*** Opening Records shown ***
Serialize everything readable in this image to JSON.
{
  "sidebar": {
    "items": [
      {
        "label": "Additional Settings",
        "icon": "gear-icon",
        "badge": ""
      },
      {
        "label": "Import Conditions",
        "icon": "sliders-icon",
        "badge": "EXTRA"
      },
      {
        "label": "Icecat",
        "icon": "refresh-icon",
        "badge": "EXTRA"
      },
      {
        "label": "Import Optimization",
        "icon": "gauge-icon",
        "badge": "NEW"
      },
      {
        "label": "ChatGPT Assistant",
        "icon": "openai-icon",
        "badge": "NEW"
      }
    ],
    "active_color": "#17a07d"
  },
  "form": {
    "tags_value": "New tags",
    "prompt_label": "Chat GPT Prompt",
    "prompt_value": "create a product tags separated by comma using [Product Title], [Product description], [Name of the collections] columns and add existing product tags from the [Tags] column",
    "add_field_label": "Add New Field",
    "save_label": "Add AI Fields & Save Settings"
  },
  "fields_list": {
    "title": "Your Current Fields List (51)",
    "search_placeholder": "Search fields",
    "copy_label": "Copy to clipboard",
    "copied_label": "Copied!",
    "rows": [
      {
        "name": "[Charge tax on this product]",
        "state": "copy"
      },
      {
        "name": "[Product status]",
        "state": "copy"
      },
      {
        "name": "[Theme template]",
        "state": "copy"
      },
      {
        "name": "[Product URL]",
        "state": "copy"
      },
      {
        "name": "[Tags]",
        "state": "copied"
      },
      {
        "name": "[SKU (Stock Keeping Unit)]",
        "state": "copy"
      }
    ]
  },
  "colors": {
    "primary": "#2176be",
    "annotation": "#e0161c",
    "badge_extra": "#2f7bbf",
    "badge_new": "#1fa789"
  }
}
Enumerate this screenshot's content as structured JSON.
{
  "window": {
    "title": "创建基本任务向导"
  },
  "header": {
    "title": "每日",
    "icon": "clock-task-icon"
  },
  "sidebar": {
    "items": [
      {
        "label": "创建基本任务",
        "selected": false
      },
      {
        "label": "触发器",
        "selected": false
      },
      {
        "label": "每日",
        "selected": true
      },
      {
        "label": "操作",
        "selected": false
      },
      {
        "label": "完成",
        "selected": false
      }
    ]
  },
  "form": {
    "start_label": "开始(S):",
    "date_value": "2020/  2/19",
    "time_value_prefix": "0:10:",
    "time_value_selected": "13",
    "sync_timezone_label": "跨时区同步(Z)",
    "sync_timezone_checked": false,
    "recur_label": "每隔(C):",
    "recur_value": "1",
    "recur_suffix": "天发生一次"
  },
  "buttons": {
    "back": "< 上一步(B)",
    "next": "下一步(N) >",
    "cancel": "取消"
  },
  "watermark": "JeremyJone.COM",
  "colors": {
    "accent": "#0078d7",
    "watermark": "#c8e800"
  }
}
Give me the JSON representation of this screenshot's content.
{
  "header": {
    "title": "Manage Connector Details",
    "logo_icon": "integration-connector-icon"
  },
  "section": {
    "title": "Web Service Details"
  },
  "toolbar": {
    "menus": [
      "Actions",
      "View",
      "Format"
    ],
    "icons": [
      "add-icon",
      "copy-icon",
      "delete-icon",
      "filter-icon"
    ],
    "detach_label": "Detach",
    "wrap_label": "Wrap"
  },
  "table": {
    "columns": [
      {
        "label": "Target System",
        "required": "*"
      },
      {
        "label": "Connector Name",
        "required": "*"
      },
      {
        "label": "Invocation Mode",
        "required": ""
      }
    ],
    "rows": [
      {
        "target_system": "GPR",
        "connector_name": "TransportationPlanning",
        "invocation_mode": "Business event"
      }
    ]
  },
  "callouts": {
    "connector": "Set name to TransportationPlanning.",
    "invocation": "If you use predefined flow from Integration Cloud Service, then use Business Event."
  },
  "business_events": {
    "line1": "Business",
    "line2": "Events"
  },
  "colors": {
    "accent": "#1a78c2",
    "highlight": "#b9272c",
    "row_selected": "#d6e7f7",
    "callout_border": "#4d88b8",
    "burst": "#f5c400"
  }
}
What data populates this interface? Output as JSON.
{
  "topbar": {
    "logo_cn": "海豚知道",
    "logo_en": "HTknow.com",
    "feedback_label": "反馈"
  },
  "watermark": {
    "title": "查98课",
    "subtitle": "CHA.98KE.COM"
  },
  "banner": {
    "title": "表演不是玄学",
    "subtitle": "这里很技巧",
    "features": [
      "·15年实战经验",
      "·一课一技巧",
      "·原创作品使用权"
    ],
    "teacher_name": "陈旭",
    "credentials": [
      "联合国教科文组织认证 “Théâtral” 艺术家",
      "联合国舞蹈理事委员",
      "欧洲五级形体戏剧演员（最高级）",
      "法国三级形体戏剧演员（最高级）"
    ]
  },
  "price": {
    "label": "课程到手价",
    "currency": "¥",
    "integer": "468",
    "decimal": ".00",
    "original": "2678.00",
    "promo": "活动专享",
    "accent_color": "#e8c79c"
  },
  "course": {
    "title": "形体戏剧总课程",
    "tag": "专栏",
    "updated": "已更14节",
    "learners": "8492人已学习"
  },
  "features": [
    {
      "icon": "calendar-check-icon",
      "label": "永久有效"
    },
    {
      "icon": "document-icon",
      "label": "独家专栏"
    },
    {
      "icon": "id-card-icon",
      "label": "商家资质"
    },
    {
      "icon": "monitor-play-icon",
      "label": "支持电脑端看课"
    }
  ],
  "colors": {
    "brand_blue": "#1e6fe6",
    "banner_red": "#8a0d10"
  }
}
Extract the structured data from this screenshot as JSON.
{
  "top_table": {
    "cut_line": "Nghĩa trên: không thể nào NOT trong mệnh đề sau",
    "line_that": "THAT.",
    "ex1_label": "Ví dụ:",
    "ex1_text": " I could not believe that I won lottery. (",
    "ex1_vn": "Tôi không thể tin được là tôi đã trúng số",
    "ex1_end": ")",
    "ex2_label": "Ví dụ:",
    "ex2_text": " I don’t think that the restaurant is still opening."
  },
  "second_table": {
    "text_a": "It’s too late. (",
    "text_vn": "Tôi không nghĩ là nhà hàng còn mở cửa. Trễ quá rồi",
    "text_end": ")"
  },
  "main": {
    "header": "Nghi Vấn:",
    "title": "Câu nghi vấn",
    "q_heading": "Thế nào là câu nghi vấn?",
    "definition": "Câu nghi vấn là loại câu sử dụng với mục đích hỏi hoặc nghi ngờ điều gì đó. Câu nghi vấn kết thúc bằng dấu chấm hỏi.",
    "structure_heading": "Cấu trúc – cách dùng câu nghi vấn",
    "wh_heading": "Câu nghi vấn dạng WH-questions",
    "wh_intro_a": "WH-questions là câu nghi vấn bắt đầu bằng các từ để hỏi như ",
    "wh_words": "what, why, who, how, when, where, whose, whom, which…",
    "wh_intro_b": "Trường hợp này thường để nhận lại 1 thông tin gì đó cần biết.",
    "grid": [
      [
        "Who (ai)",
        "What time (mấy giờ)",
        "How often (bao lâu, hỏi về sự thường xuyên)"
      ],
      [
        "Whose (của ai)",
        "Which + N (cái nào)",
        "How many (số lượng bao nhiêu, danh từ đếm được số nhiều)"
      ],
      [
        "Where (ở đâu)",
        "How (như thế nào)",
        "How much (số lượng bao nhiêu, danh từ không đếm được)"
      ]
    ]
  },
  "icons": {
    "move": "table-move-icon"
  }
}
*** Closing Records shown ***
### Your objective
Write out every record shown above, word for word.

### Task response
Serialize everything readable in this image to JSON.
{
  "sidebar": {
    "items": [
      {
        "label": "Additional Settings",
        "icon": "gear-icon",
        "badge": ""
      },
      {
        "label": "Import Conditions",
        "icon": "sliders-icon",
        "badge": "EXTRA"
      },
      {
        "label": "Icecat",
        "icon": "refresh-icon",
        "badge": "EXTRA"
      },
      {
        "label": "Import Optimization",
        "icon": "gauge-icon",
        "badge": "NEW"
      },
      {
        "label": "ChatGPT Assistant",
        "icon": "openai-icon",
        "badge": "NEW"
      }
    ],
    "active_color": "#17a07d"
  },
  "form": {
    "tags_value": "New tags",
    "prompt_label": "Chat GPT Prompt",
    "prompt_value": "create a product tags separated by comma using [Product Title], [Product description], [Name of the collections] columns and add existing product tags from the [Tags] column",
    "add_field_label": "Add New Field",
    "save_label": "Add AI Fields & Save Settings"
  },
  "fields_list": {
    "title": "Your Current Fields List (51)",
    "search_placeholder": "Search fields",
    "copy_label": "Copy to clipboard",
    "copied_label": "Copied!",
    "rows": [
      {
        "name": "[Charge tax on this product]",
        "state": "copy"
      },
      {
        "name": "[Product status]",
        "state": "copy"
      },
      {
        "name": "[Theme template]",
        "state": "copy"
      },
      {
        "name": "[Product URL]",
        "state": "copy"
      },
      {
        "name": "[Tags]",
        "state": "copied"
      },
      {
        "name": "[SKU (Stock Keeping Unit)]",
        "state": "copy"
      }
    ]
  },
  "colors": {
    "primary": "#2176be",
    "annotation": "#e0161c",
    "badge_extra": "#2f7bbf",
    "badge_new": "#1fa789"
  }
}
Enumerate this screenshot's content as structured JSON.
{
  "window": {
    "title": "创建基本任务向导"
  },
  "header": {
    "title": "每日",
    "icon": "clock-task-icon"
  },
  "sidebar": {
    "items": [
      {
        "label": "创建基本任务",
        "selected": false
      },
      {
        "label": "触发器",
        "selected": false
      },
      {
        "label": "每日",
        "selected": true
      },
      {
        "label": "操作",
        "selected": false
      },
      {
        "label": "完成",
        "selected": false
      }
    ]
  },
  "form": {
    "start_label": "开始(S):",
    "date_value": "2020/  2/19",
    "time_value_prefix": "0:10:",
    "time_value_selected": "13",
    "sync_timezone_label": "跨时区同步(Z)",
    "sync_timezone_checked": false,
    "recur_label": "每隔(C):",
    "recur_value": "1",
    "recur_suffix": "天发生一次"
  },
  "buttons": {
    "back": "< 上一步(B)",
    "next": "下一步(N) >",
    "cancel": "取消"
  },
  "watermark": "JeremyJone.COM",
  "colors": {
    "accent": "#0078d7",
    "watermark": "#c8e800"
  }
}
Give me the JSON representation of this screenshot's content.
{
  "header": {
    "title": "Manage Connector Details",
    "logo_icon": "integration-connector-icon"
  },
  "section": {
    "title": "Web Service Details"
  },
  "toolbar": {
    "menus": [
      "Actions",
      "View",
      "Format"
    ],
    "icons": [
      "add-icon",
      "copy-icon",
      "delete-icon",
      "filter-icon"
    ],
    "detach_label": "Detach",
    "wrap_label": "Wrap"
  },
  "table": {
    "columns": [
      {
        "label": "Target System",
        "required": "*"
      },
      {
        "label": "Connector Name",
        "required": "*"
      },
      {
        "label": "Invocation Mode",
        "required": ""
      }
    ],
    "rows": [
      {
        "target_system": "GPR",
        "connector_name": "TransportationPlanning",
        "invocation_mode": "Business event"
      }
    ]
  },
  "callouts": {
    "connector": "Set name to TransportationPlanning.",
    "invocation": "If you use predefined flow from Integration Cloud Service, then use Business Event."
  },
  "business_events": {
    "line1": "Business",
    "line2": "Events"
  },
  "colors": {
    "accent": "#1a78c2",
    "highlight": "#b9272c",
    "row_selected": "#d6e7f7",
    "callout_border": "#4d88b8",
    "burst": "#f5c400"
  }
}
What data populates this interface? Output as JSON.
{
  "topbar": {
    "logo_cn": "海豚知道",
    "logo_en": "HTknow.com",
    "feedback_label": "反馈"
  },
  "watermark": {
    "title": "查98课",
    "subtitle": "CHA.98KE.COM"
  },
  "banner": {
    "title": "表演不是玄学",
    "subtitle": "这里很技巧",
    "features": [
      "·15年实战经验",
      "·一课一技巧",
      "·原创作品使用权"
    ],
    "teacher_name": "陈旭",
    "credentials": [
      "联合国教科文组织认证 “Théâtral” 艺术家",
      "联合国舞蹈理事委员",
      "欧洲五级形体戏剧演员（最高级）",
      "法国三级形体戏剧演员（最高级）"
    ]
  },
  "price": {
    "label": "课程到手价",
    "currency": "¥",
    "integer": "468",
    "decimal": ".00",
    "original": "2678.00",
    "promo": "活动专享",
    "accent_color": "#e8c79c"
  },
  "course": {
    "title": "形体戏剧总课程",
    "tag": "专栏",
    "updated": "已更14节",
    "learners": "8492人已学习"
  },
  "features": [
    {
      "icon": "calendar-check-icon",
      "label": "永久有效"
    },
    {
      "icon": "document-icon",
      "label": "独家专栏"
    },
    {
      "icon": "id-card-icon",
      "label": "商家资质"
    },
    {
      "icon": "monitor-play-icon",
      "label": "支持电脑端看课"
    }
  ],
  "colors": {
    "brand_blue": "#1e6fe6",
    "banner_red": "#8a0d10"
  }
}
Extract the structured data from this screenshot as JSON.
{
  "top_table": {
    "cut_line": "Nghĩa trên: không thể nào NOT trong mệnh đề sau",
    "line_that": "THAT.",
    "ex1_label": "Ví dụ:",
    "ex1_text": " I could not believe that I won lottery. (",
    "ex1_vn": "Tôi không thể tin được là tôi đã trúng số",
    "ex1_end": ")",
    "ex2_label": "Ví dụ:",
    "ex2_text": " I don’t think that the restaurant is still opening."
  },
  "second_table": {
    "text_a": "It’s too late. (",
    "text_vn": "Tôi không nghĩ là nhà hàng còn mở cửa. Trễ quá rồi",
    "text_end": ")"
  },
  "main": {
    "header": "Nghi Vấn:",
    "title": "Câu nghi vấn",
    "q_heading": "Thế nào là câu nghi vấn?",
    "definition": "Câu nghi vấn là loại câu sử dụng với mục đích hỏi hoặc nghi ngờ điều gì đó. Câu nghi vấn kết thúc bằng dấu chấm hỏi.",
    "structure_heading": "Cấu trúc – cách dùng câu nghi vấn",
    "wh_heading": "Câu nghi vấn dạng WH-questions",
    "wh_intro_a": "WH-questions là câu nghi vấn bắt đầu bằng các từ để hỏi như ",
    "wh_words": "what, why, who, how, when, where, whose, whom, which…",
    "wh_intro_b": "Trường hợp này thường để nhận lại 1 thông tin gì đó cần biết.",
    "grid": [
      [
        "Who (ai)",
        "What time (mấy giờ)",
        "How often (bao lâu, hỏi về sự thường xuyên)"
      ],
      [
        "Whose (của ai)",
        "Which + N (cái nào)",
        "How many (số lượng bao nhiêu, danh từ đếm được số nhiều)"
      ],
      [
        "Where (ở đâu)",
        "How (như thế nào)",
        "How much (số lượng bao nhiêu, danh từ không đếm được)"
      ]
    ]
  },
  "icons": {
    "move": "table-move-icon"
  }
}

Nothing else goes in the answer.